Component data from apps and pages
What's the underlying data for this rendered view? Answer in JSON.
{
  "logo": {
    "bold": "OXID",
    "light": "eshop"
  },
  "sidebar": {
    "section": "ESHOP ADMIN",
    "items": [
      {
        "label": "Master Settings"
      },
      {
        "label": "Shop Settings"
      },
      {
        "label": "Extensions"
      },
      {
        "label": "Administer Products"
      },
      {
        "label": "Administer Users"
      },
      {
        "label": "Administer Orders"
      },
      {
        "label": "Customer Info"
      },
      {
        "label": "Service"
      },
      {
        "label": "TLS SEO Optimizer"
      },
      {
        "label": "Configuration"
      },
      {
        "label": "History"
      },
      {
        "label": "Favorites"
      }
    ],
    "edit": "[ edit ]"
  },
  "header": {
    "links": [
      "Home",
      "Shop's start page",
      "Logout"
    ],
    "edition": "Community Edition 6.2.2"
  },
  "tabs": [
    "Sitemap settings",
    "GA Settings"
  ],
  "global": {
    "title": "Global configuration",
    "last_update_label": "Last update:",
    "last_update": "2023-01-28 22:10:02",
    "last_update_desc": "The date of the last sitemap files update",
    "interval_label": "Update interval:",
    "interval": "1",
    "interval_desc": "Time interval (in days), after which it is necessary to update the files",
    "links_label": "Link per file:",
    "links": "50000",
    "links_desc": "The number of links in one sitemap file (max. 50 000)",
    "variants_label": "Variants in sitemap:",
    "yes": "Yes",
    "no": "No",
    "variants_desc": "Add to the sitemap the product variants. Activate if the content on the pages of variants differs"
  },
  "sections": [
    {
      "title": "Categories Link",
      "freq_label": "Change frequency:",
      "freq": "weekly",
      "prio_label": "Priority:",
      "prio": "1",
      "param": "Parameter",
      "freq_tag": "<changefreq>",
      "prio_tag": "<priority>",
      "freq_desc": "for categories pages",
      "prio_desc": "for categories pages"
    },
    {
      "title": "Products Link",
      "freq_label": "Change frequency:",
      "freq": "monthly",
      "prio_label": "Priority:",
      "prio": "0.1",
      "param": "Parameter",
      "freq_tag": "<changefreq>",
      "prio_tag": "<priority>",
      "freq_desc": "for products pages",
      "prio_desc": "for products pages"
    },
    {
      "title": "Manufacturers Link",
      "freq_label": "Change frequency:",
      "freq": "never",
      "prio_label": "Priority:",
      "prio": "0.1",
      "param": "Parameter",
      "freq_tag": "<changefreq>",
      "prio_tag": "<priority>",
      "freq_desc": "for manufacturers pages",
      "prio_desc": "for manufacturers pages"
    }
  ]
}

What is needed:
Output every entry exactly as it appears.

Exercise output:
What's the underlying data for this rendered view? Answer in JSON.
{
  "logo": {
    "bold": "OXID",
    "light": "eshop"
  },
  "sidebar": {
    "section": "ESHOP ADMIN",
    "items": [
      {
        "label": "Master Settings"
      },
      {
        "label": "Shop Settings"
      },
      {
        "label": "Extensions"
      },
      {
        "label": "Administer Products"
      },
      {
        "label": "Administer Users"
      },
      {
        "label": "Administer Orders"
      },
      {
        "label": "Customer Info"
      },
      {
        "label": "Service"
      },
      {
        "label": "TLS SEO Optimizer"
      },
      {
        "label": "Configuration"
      },
      {
        "label": "History"
      },
      {
        "label": "Favorites"
      }
    ],
    "edit": "[ edit ]"
  },
  "header": {
    "links": [
      "Home",
      "Shop's start page",
      "Logout"
    ],
    "edition": "Community Edition 6.2.2"
  },
  "tabs": [
    "Sitemap settings",
    "GA Settings"
  ],
  "global": {
    "title": "Global configuration",
    "last_update_label": "Last update:",
    "last_update": "2023-01-28 22:10:02",
    "last_update_desc": "The date of the last sitemap files update",
    "interval_label": "Update interval:",
    "interval": "1",
    "interval_desc": "Time interval (in days), after which it is necessary to update the files",
    "links_label": "Link per file:",
    "links": "50000",
    "links_desc": "The number of links in one sitemap file (max. 50 000)",
    "variants_label": "Variants in sitemap:",
    "yes": "Yes",
    "no": "No",
    "variants_desc": "Add to the sitemap the product variants. Activate if the content on the pages of variants differs"
  },
  "sections": [
    {
      "title": "Categories Link",
      "freq_label": "Change frequency:",
      "freq": "weekly",
      "prio_label": "Priority:",
      "prio": "1",
      "param": "Parameter",
      "freq_tag": "<changefreq>",
      "prio_tag": "<priority>",
      "freq_desc": "for categories pages",
      "prio_desc": "for categories pages"
    },
    {
      "title": "Products Link",
      "freq_label": "Change frequency:",
      "freq": "monthly",
      "prio_label": "Priority:",
      "prio": "0.1",
      "param": "Parameter",
      "freq_tag": "<changefreq>",
      "prio_tag": "<priority>",
      "freq_desc": "for products pages",
      "prio_desc": "for products pages"
    },
    {
      "title": "Manufacturers Link",
      "freq_label": "Change frequency:",
      "freq": "never",
      "prio_label": "Priority:",
      "prio": "0.1",
      "param": "Parameter",
      "freq_tag": "<changefreq>",
      "prio_tag": "<priority>",
      "freq_desc": "for manufacturers pages",
      "prio_desc": "for manufacturers pages"
    }
  ]
}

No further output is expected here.